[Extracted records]
····················

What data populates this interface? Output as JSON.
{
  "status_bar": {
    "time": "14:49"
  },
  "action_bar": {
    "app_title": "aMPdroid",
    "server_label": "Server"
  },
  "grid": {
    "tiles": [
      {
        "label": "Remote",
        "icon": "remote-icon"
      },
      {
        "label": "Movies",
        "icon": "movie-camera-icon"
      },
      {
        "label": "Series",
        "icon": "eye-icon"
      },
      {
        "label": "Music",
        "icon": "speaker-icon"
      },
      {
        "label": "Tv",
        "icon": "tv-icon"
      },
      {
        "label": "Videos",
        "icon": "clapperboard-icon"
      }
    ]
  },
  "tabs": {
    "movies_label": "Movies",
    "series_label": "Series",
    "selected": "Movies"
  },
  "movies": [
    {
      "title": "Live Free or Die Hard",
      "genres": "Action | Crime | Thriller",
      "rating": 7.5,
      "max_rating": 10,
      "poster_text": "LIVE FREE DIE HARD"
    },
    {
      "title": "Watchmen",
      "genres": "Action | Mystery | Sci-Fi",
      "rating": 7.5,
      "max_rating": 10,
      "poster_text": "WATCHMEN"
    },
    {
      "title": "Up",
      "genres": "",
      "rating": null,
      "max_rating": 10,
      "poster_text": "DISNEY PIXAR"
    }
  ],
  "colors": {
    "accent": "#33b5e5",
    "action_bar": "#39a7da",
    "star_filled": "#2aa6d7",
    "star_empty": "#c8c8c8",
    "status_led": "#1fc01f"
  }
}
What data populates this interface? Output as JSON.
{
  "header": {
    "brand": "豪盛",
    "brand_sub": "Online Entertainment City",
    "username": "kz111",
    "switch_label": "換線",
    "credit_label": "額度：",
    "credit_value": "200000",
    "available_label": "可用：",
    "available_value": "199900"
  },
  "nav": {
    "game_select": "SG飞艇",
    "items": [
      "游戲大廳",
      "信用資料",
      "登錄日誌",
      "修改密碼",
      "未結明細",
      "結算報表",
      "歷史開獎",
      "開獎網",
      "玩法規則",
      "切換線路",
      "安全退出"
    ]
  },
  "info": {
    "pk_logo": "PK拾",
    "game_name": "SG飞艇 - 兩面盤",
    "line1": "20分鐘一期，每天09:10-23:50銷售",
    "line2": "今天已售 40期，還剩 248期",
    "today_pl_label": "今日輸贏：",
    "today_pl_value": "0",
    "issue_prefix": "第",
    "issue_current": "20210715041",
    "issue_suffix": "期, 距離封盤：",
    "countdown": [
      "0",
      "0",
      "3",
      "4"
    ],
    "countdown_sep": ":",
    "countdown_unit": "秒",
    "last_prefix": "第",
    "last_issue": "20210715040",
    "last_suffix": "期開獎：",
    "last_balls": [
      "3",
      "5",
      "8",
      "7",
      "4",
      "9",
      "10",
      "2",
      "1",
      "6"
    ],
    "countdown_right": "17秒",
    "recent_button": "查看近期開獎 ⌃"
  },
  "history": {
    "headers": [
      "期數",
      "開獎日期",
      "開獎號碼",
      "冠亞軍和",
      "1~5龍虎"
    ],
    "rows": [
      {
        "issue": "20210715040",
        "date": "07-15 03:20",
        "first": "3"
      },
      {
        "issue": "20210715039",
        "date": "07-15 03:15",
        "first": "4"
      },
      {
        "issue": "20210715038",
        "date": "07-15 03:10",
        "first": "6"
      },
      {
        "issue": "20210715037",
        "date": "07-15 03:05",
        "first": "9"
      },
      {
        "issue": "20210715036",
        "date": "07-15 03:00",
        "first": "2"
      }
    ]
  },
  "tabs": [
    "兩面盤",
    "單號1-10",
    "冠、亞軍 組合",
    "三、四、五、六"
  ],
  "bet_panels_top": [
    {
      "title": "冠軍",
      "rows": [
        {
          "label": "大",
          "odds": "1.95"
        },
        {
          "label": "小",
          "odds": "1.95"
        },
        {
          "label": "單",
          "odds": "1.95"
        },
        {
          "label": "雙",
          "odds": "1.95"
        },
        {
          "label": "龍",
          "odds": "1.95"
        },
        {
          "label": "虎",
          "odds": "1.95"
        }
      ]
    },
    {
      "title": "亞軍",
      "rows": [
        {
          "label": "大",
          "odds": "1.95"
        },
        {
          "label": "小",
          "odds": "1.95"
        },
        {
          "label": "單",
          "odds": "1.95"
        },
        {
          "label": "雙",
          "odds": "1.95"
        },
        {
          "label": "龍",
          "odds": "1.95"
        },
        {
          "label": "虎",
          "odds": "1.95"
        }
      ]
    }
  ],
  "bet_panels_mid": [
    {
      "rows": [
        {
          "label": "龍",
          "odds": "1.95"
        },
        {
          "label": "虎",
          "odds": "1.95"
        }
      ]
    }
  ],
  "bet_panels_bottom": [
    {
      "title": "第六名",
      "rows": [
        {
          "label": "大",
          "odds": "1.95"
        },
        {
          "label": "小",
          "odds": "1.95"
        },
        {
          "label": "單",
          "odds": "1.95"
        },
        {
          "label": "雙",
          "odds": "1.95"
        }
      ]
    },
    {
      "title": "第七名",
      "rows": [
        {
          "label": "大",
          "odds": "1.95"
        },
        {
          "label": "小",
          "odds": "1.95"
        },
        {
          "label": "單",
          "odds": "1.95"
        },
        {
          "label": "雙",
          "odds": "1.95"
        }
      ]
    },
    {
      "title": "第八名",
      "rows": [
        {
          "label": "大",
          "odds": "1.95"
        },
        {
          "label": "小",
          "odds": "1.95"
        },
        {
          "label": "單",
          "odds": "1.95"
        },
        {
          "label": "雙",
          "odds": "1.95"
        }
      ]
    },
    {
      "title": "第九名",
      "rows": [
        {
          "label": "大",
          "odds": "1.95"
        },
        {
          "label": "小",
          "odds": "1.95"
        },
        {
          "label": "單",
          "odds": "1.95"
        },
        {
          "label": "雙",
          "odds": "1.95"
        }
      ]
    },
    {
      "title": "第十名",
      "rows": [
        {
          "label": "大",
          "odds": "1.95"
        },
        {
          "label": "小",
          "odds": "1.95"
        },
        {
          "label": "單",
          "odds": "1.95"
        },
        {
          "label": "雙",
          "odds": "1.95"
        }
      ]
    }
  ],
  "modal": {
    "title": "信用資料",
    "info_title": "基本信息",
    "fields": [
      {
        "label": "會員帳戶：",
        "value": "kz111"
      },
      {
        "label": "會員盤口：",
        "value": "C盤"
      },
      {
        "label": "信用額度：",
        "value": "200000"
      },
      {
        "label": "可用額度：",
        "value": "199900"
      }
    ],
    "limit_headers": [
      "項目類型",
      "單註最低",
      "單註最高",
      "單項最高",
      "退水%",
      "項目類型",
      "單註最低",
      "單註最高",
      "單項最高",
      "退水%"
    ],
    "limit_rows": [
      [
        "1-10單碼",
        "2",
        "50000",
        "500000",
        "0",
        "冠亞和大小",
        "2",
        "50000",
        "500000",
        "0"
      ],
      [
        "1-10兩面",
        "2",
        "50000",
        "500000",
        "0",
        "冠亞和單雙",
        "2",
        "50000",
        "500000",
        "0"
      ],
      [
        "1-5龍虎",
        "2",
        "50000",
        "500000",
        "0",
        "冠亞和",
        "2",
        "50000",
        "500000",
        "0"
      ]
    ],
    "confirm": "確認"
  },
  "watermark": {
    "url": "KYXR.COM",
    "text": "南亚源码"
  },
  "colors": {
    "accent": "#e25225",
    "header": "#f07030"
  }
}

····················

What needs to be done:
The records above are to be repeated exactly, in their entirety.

Exercise output:
What data populates this interface? Output as JSON.
{
  "status_bar": {
    "time": "14:49"
  },
  "action_bar": {
    "app_title": "aMPdroid",
    "server_label": "Server"
  },
  "grid": {
    "tiles": [
      {
        "label": "Remote",
        "icon": "remote-icon"
      },
      {
        "label": "Movies",
        "icon": "movie-camera-icon"
      },
      {
        "label": "Series",
        "icon": "eye-icon"
      },
      {
        "label": "Music",
        "icon": "speaker-icon"
      },
      {
        "label": "Tv",
        "icon": "tv-icon"
      },
      {
        "label": "Videos",
        "icon": "clapperboard-icon"
      }
    ]
  },
  "tabs": {
    "movies_label": "Movies",
    "series_label": "Series",
    "selected": "Movies"
  },
  "movies": [
    {
      "title": "Live Free or Die Hard",
      "genres": "Action | Crime | Thriller",
      "rating": 7.5,
      "max_rating": 10,
      "poster_text": "LIVE FREE DIE HARD"
    },
    {
      "title": "Watchmen",
      "genres": "Action | Mystery | Sci-Fi",
      "rating": 7.5,
      "max_rating": 10,
      "poster_text": "WATCHMEN"
    },
    {
      "title": "Up",
      "genres": "",
      "rating": null,
      "max_rating": 10,
      "poster_text": "DISNEY PIXAR"
    }
  ],
  "colors": {
    "accent": "#33b5e5",
    "action_bar": "#39a7da",
    "star_filled": "#2aa6d7",
    "star_empty": "#c8c8c8",
    "status_led": "#1fc01f"
  }
}
What data populates this interface? Output as JSON.
{
  "header": {
    "brand": "豪盛",
    "brand_sub": "Online Entertainment City",
    "username": "kz111",
    "switch_label": "換線",
    "credit_label": "額度：",
    "credit_value": "200000",
    "available_label": "可用：",
    "available_value": "199900"
  },
  "nav": {
    "game_select": "SG飞艇",
    "items": [
      "游戲大廳",
      "信用資料",
      "登錄日誌",
      "修改密碼",
      "未結明細",
      "結算報表",
      "歷史開獎",
      "開獎網",
      "玩法規則",
      "切換線路",
      "安全退出"
    ]
  },
  "info": {
    "pk_logo": "PK拾",
    "game_name": "SG飞艇 - 兩面盤",
    "line1": "20分鐘一期，每天09:10-23:50銷售",
    "line2": "今天已售 40期，還剩 248期",
    "today_pl_label": "今日輸贏：",
    "today_pl_value": "0",
    "issue_prefix": "第",
    "issue_current": "20210715041",
    "issue_suffix": "期, 距離封盤：",
    "countdown": [
      "0",
      "0",
      "3",
      "4"
    ],
    "countdown_sep": ":",
    "countdown_unit": "秒",
    "last_prefix": "第",
    "last_issue": "20210715040",
    "last_suffix": "期開獎：",
    "last_balls": [
      "3",
      "5",
      "8",
      "7",
      "4",
      "9",
      "10",
      "2",
      "1",
      "6"
    ],
    "countdown_right": "17秒",
    "recent_button": "查看近期開獎 ⌃"
  },
  "history": {
    "headers": [
      "期數",
      "開獎日期",
      "開獎號碼",
      "冠亞軍和",
      "1~5龍虎"
    ],
    "rows": [
      {
        "issue": "20210715040",
        "date": "07-15 03:20",
        "first": "3"
      },
      {
        "issue": "20210715039",
        "date": "07-15 03:15",
        "first": "4"
      },
      {
        "issue": "20210715038",
        "date": "07-15 03:10",
        "first": "6"
      },
      {
        "issue": "20210715037",
        "date": "07-15 03:05",
        "first": "9"
      },
      {
        "issue": "20210715036",
        "date": "07-15 03:00",
        "first": "2"
      }
    ]
  },
  "tabs": [
    "兩面盤",
    "單號1-10",
    "冠、亞軍 組合",
    "三、四、五、六"
  ],
  "bet_panels_top": [
    {
      "title": "冠軍",
      "rows": [
        {
          "label": "大",
          "odds": "1.95"
        },
        {
          "label": "小",
          "odds": "1.95"
        },
        {
          "label": "單",
          "odds": "1.95"
        },
        {
          "label": "雙",
          "odds": "1.95"
        },
        {
          "label": "龍",
          "odds": "1.95"
        },
        {
          "label": "虎",
          "odds": "1.95"
        }
      ]
    },
    {
      "title": "亞軍",
      "rows": [
        {
          "label": "大",
          "odds": "1.95"
        },
        {
          "label": "小",
          "odds": "1.95"
        },
        {
          "label": "單",
          "odds": "1.95"
        },
        {
          "label": "雙",
          "odds": "1.95"
        },
        {
          "label": "龍",
          "odds": "1.95"
        },
        {
          "label": "虎",
          "odds": "1.95"
        }
      ]
    }
  ],
  "bet_panels_mid": [
    {
      "rows": [
        {
          "label": "龍",
          "odds": "1.95"
        },
        {
          "label": "虎",
          "odds": "1.95"
        }
      ]
    }
  ],
  "bet_panels_bottom": [
    {
      "title": "第六名",
      "rows": [
        {
          "label": "大",
          "odds": "1.95"
        },
        {
          "label": "小",
          "odds": "1.95"
        },
        {
          "label": "單",
          "odds": "1.95"
        },
        {
          "label": "雙",
          "odds": "1.95"
        }
      ]
    },
    {
      "title": "第七名",
      "rows": [
        {
          "label": "大",
          "odds": "1.95"
        },
        {
          "label": "小",
          "odds": "1.95"
        },
        {
          "label": "單",
          "odds": "1.95"
        },
        {
          "label": "雙",
          "odds": "1.95"
        }
      ]
    },
    {
      "title": "第八名",
      "rows": [
        {
          "label": "大",
          "odds": "1.95"
        },
        {
          "label": "小",
          "odds": "1.95"
        },
        {
          "label": "單",
          "odds": "1.95"
        },
        {
          "label": "雙",
          "odds": "1.95"
        }
      ]
    },
    {
      "title": "第九名",
      "rows": [
        {
          "label": "大",
          "odds": "1.95"
        },
        {
          "label": "小",
          "odds": "1.95"
        },
        {
          "label": "單",
          "odds": "1.95"
        },
        {
          "label": "雙",
          "odds": "1.95"
        }
      ]
    },
    {
      "title": "第十名",
      "rows": [
        {
          "label": "大",
          "odds": "1.95"
        },
        {
          "label": "小",
          "odds": "1.95"
        },
        {
          "label": "單",
          "odds": "1.95"
        },
        {
          "label": "雙",
          "odds": "1.95"
        }
      ]
    }
  ],
  "modal": {
    "title": "信用資料",
    "info_title": "基本信息",
    "fields": [
      {
        "label": "會員帳戶：",
        "value": "kz111"
      },
      {
        "label": "會員盤口：",
        "value": "C盤"
      },
      {
        "label": "信用額度：",
        "value": "200000"
      },
      {
        "label": "可用額度：",
        "value": "199900"
      }
    ],
    "limit_headers": [
      "項目類型",
      "單註最低",
      "單註最高",
      "單項最高",
      "退水%",
      "項目類型",
      "單註最低",
      "單註最高",
      "單項最高",
      "退水%"
    ],
    "limit_rows": [
      [
        "1-10單碼",
        "2",
        "50000",
        "500000",
        "0",
        "冠亞和大小",
        "2",
        "50000",
        "500000",
        "0"
      ],
      [
        "1-10兩面",
        "2",
        "50000",
        "500000",
        "0",
        "冠亞和單雙",
        "2",
        "50000",
        "500000",
        "0"
      ],
      [
        "1-5龍虎",
        "2",
        "50000",
        "500000",
        "0",
        "冠亞和",
        "2",
        "50000",
        "500000",
        "0"
      ]
    ],
    "confirm": "確認"
  },
  "watermark": {
    "url": "KYXR.COM",
    "text": "南亚源码"
  },
  "colors": {
    "accent": "#e25225",
    "header": "#f07030"
  }
}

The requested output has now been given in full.